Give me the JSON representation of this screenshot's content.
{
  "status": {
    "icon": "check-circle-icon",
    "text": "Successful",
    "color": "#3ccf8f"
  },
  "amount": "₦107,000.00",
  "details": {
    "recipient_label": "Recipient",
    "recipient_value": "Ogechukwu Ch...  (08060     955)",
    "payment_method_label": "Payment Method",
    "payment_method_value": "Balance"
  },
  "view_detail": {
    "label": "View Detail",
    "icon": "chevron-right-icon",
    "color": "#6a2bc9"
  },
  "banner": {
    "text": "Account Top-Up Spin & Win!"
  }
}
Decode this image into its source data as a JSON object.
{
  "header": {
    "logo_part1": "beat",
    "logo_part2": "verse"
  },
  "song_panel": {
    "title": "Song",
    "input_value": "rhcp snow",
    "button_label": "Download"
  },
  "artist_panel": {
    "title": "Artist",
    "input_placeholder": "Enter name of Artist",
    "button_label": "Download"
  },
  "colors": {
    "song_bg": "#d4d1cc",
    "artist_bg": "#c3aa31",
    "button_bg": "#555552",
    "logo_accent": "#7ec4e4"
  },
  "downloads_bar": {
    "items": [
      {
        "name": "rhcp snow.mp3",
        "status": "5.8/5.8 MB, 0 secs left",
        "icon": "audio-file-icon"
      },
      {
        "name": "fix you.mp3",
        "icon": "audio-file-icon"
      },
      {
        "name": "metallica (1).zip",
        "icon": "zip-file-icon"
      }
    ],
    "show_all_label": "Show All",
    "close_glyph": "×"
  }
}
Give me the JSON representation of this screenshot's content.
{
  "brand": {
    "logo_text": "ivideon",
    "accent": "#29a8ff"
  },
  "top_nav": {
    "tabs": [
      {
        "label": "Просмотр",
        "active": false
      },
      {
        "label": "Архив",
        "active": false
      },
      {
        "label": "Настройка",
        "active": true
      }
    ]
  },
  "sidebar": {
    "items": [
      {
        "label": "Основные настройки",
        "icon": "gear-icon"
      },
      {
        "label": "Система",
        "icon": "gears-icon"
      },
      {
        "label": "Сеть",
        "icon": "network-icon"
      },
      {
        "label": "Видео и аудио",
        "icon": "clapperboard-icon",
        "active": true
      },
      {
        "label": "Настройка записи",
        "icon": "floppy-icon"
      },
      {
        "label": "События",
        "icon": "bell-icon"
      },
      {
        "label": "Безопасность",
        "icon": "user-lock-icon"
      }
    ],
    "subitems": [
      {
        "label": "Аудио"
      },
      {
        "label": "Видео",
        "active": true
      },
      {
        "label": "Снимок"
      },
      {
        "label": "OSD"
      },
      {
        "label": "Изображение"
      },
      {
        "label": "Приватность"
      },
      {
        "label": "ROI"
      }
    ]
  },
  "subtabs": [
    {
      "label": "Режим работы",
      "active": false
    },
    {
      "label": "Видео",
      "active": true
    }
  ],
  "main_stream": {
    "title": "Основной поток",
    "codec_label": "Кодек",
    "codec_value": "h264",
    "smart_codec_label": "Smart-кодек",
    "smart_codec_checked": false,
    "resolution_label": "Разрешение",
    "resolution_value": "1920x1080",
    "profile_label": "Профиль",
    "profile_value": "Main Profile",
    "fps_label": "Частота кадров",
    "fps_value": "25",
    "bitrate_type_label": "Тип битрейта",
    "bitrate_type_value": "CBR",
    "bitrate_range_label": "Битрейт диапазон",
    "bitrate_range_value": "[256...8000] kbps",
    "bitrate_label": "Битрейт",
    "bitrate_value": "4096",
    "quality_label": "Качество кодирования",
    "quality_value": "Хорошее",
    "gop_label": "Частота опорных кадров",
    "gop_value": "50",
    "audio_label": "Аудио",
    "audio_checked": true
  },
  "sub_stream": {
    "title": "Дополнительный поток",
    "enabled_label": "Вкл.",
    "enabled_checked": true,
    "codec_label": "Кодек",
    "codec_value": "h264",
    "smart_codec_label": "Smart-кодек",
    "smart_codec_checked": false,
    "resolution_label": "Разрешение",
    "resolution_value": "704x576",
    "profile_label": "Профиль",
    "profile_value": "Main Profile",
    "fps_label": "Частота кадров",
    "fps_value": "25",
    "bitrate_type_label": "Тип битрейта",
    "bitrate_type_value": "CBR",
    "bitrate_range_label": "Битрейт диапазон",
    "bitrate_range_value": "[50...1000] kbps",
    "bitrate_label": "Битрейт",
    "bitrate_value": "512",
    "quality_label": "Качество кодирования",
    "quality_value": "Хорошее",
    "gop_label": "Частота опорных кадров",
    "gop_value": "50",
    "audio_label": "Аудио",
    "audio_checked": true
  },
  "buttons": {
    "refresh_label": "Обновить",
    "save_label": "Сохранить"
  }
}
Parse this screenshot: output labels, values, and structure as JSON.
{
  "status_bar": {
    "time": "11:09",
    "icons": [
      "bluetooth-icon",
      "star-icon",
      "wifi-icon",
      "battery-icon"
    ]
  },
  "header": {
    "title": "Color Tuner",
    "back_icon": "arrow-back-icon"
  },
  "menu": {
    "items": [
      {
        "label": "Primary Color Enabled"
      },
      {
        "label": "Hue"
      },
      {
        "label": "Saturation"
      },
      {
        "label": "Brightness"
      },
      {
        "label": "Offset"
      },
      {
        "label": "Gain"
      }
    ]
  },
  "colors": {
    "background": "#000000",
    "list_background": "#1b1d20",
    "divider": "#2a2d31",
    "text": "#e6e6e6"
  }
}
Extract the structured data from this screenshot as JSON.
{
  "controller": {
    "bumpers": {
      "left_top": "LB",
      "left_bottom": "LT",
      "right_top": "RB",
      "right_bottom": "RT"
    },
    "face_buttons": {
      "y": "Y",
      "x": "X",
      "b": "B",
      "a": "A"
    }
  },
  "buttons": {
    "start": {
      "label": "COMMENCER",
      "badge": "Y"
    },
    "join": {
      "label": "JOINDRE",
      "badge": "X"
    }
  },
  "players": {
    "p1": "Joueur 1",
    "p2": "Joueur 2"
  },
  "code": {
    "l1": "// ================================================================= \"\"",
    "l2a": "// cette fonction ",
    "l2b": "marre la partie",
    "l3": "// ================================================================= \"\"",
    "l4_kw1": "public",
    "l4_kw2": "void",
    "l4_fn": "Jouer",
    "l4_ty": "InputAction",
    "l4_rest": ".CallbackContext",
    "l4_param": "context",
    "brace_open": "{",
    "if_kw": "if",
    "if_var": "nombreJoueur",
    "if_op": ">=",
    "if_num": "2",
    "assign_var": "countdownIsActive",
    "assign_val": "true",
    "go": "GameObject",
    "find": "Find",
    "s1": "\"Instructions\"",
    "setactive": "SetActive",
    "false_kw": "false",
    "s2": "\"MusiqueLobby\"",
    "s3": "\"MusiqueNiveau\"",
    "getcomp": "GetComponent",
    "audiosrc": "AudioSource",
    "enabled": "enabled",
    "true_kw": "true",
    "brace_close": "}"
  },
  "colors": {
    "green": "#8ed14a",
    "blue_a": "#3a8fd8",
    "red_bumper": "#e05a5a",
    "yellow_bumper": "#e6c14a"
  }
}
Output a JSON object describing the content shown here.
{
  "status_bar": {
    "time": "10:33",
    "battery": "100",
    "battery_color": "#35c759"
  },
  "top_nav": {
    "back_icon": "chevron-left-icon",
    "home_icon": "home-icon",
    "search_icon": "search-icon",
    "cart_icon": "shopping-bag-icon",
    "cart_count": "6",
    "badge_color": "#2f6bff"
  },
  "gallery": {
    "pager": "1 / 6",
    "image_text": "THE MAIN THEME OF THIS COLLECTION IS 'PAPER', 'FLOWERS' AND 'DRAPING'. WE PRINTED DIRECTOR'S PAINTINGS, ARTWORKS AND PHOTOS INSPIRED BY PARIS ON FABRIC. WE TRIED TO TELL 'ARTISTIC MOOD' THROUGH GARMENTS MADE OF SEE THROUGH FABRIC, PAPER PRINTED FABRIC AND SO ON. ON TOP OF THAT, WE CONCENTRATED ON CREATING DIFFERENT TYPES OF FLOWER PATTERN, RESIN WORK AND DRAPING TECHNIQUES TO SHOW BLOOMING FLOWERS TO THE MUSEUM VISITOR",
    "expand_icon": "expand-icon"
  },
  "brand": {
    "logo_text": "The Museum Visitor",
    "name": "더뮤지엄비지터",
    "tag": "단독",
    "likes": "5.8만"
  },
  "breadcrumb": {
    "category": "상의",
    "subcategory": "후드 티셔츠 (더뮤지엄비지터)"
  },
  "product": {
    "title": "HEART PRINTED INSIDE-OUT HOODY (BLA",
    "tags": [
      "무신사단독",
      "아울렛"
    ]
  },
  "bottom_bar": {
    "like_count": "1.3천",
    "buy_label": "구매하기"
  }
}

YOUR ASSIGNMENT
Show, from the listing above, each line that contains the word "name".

TASK RESPONSE
    "input_placeholder": "Enter name of Artist",
        "name": "rhcp snow.mp3",
        "name": "fix you.mp3",
        "name": "metallica (1).zip",
    "name": "더뮤지엄비지터",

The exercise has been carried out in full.